UPenn researchers show importance of calcium signaling for Ebola virus

Ebolavirus under an electron microscope--Courtesy of CDC

As the world learned all too well recently, Ebola virus can kill its host in a matter of days, harnessing the infected cells' protein machinery to generate more virus particles and rapidly spreading to other cells. The time it takes for the host's immune system to recognize the invaders and clear them is important for an effective response. Now, researchers claim to have a novel solution that buys the host more time to clear the virus.

Research conducted at the University of Pennsylvania School of Veterinary Medicine, demonstrated that by blocking a calcium signalling pathway they could reduce the ability of the virus to exit a host cell and spread. And this was effective in Ebola virus, as well as the similarly potent Marburg, Lassa and Junin viruses.

"Our work is aimed at handicapping the virus so that the immune system has time to respond." said Bruce Freedman, who joins Ronald Harty of the same department to share authorship for the new study, published in the journal PLOS Pathogens.
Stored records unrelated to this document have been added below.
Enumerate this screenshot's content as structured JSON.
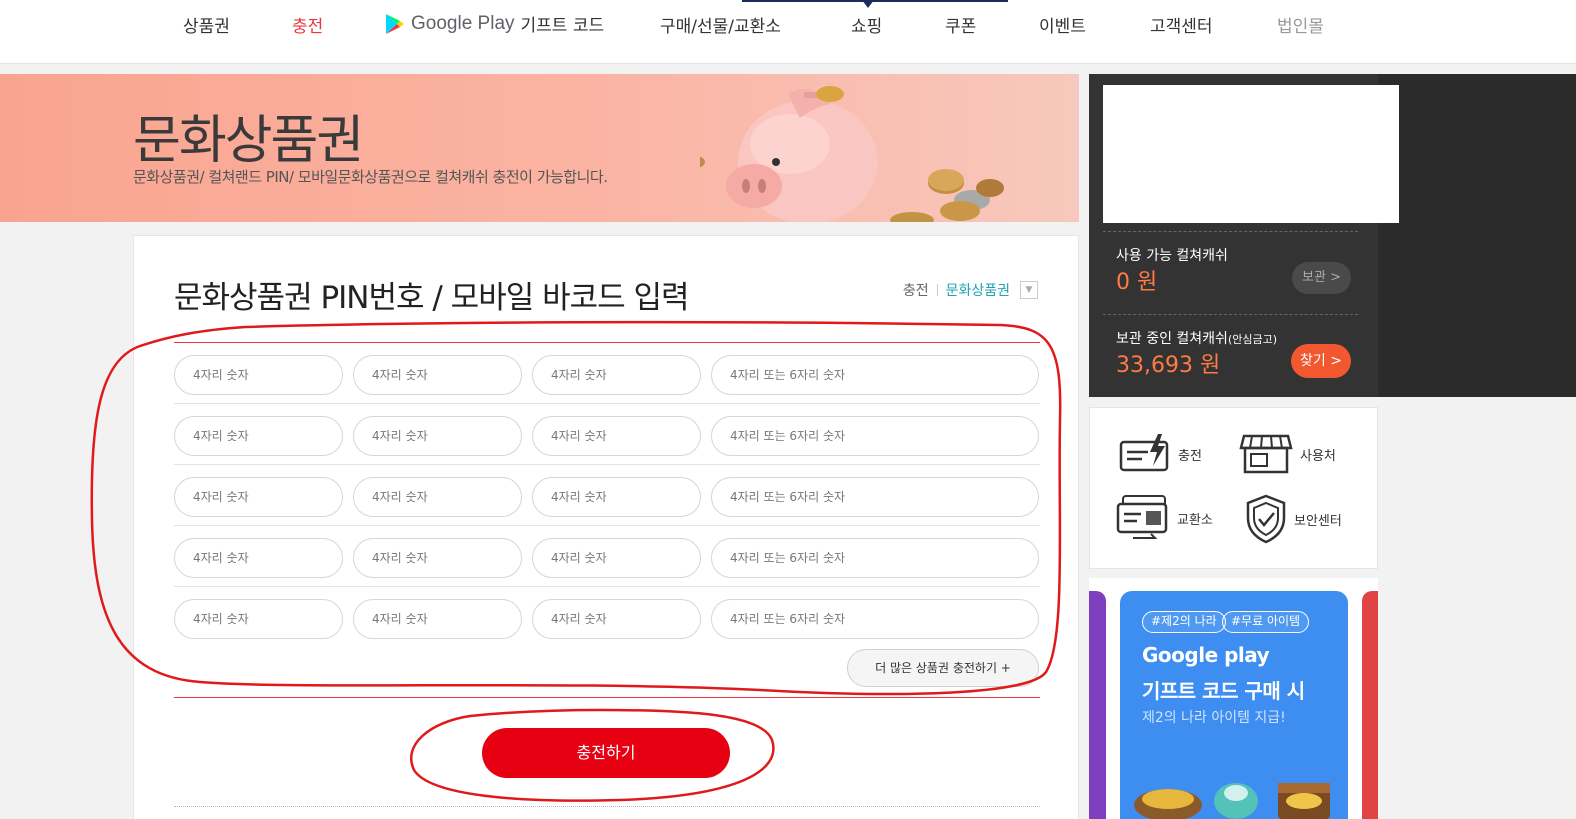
{
  "nav": {
    "items": [
      "상품권",
      "충전",
      "기프트 코드",
      "구매/선물/교환소",
      "쇼핑",
      "쿠폰",
      "이벤트",
      "고객센터",
      "법인몰"
    ],
    "google_play_brand": "Google Play",
    "active_color": "#e8383d"
  },
  "banner": {
    "title": "문화상품권",
    "subtitle": "문화상품권/ 컬쳐랜드 PIN/ 모바일문화상품권으로 컬쳐캐쉬 충전이 가능합니다."
  },
  "form": {
    "title": "문화상품권 PIN번호 / 모바일 바코드 입력",
    "breadcrumb_home": "충전",
    "breadcrumb_current": "문화상품권",
    "pin_placeholder_4": "4자리 숫자",
    "pin_placeholder_last": "4자리 또는 6자리 숫자",
    "more_button": "더 많은 상품권 충전하기 +",
    "charge_button": "충전하기",
    "accent_color": "#e60012"
  },
  "sidebar": {
    "available_label": "사용 가능 컬쳐캐쉬",
    "available_value": "0 원",
    "keep_button": "보관 >",
    "stored_label": "보관 중인 컬쳐캐쉬",
    "stored_label_small": "(안심금고)",
    "stored_value": "33,693 원",
    "find_button": "찾기 >",
    "menu": [
      {
        "label": "충전",
        "icon": "charge-card-icon"
      },
      {
        "label": "사용처",
        "icon": "store-icon"
      },
      {
        "label": "교환소",
        "icon": "exchange-card-icon"
      },
      {
        "label": "보안센터",
        "icon": "shield-check-icon"
      }
    ]
  },
  "promo": {
    "tag1": "#제2의 나라",
    "tag2": "#무료 아이템",
    "line1": "Google play",
    "line2": "기프트 코드 구매 시",
    "line3": "제2의 나라 아이템 지급!"
  }
}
Their work initially showed a calcium channel called ORAI1 to be crucial to the survival and infectivity of viral-like particles (VLPs)--which behave like viruses but are safer and more convenient to use in the lab. When they mutated ORAI1 in a cultured cell line they found that VLPs were significantly lower compared to cells without the mutation.

They then went on to show STIM1, a potential regulator upstream of ORAI1, also positively regulated VLP budding and survival. They tried three ORAI1 inhibitors in normal cells infected with VLPs and observed a reduction in VLPs using all inhibitors.

Taking this forward into live Ebola, Marburg, Junin or Lassa viruses, they observed a similar result and showed that the ORAI1 inhibitors could lower VLP budding in a dose-dependent way. From this finding, Freedman and the team were confident interrupting the calcium signalling required by the virus, leads to the virus becoming arrested at the host cell, preventing its exit from the cell.

"We saw this in each of the viruses, so there seems to be a common requirement for calcium in the late stages of viral budding from the cell," Freedman said.

"One of the exciting aspects of this approach," Hardy said, "is its ability to provide broad-spectrum inhibition of budding of hemorrhagic fever viruses that we're interested in, as well as other viruses that bud using similar mechanisms."

- here's the release

Suggested Articles

Dutch scientists used stem cells from CF patients to demonstrate a technique that corrects a mutation in the gene CFTR without having to cut DNA.

A new map of the thymus gland could help researchers understand how T cells develop and inspire treatments for cancer and autoimmune disease.

Brigham and Women’s Hospital scientists linked a noncoding RNA to atherosclerosis in a discovery that could aid in the development of new heart drugs.